— Listed records —
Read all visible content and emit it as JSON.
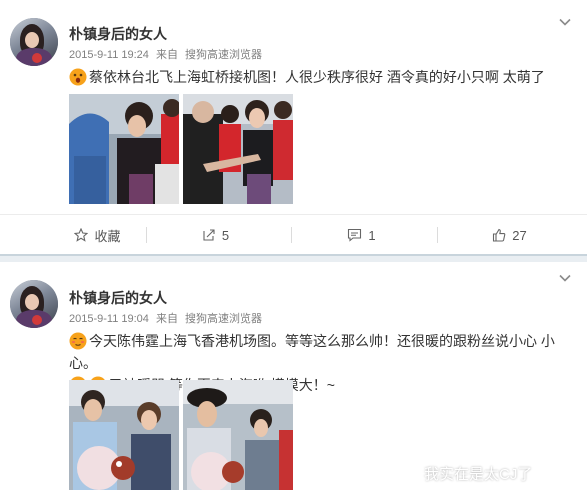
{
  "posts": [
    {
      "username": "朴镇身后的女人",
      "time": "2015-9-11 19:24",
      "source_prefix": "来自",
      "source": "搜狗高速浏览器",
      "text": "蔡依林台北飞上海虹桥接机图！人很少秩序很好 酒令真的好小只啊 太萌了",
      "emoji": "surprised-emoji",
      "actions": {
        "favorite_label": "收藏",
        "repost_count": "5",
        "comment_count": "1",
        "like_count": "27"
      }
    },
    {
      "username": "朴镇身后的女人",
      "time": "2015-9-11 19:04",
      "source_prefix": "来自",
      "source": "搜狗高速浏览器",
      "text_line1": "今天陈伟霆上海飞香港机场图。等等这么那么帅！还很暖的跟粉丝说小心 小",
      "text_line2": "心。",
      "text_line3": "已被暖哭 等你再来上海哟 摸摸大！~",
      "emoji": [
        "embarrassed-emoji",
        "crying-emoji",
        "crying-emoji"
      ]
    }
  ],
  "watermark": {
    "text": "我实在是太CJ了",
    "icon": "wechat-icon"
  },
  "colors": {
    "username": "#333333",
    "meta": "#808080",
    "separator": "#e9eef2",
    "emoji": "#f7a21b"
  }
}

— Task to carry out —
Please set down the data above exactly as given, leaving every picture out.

— Task solution —
Read all visible content and emit it as JSON.
{
  "posts": [
    {
      "username": "朴镇身后的女人",
      "time": "2015-9-11 19:24",
      "source_prefix": "来自",
      "source": "搜狗高速浏览器",
      "text": "蔡依林台北飞上海虹桥接机图！人很少秩序很好 酒令真的好小只啊 太萌了",
      "emoji": "surprised-emoji",
      "actions": {
        "favorite_label": "收藏",
        "repost_count": "5",
        "comment_count": "1",
        "like_count": "27"
      }
    },
    {
      "username": "朴镇身后的女人",
      "time": "2015-9-11 19:04",
      "source_prefix": "来自",
      "source": "搜狗高速浏览器",
      "text_line1": "今天陈伟霆上海飞香港机场图。等等这么那么帅！还很暖的跟粉丝说小心 小",
      "text_line2": "心。",
      "text_line3": "已被暖哭 等你再来上海哟 摸摸大！~",
      "emoji": [
        "embarrassed-emoji",
        "crying-emoji",
        "crying-emoji"
      ]
    }
  ],
  "watermark": {
    "text": "我实在是太CJ了",
    "icon": "wechat-icon"
  },
  "colors": {
    "username": "#333333",
    "meta": "#808080",
    "separator": "#e9eef2",
    "emoji": "#f7a21b"
  }
}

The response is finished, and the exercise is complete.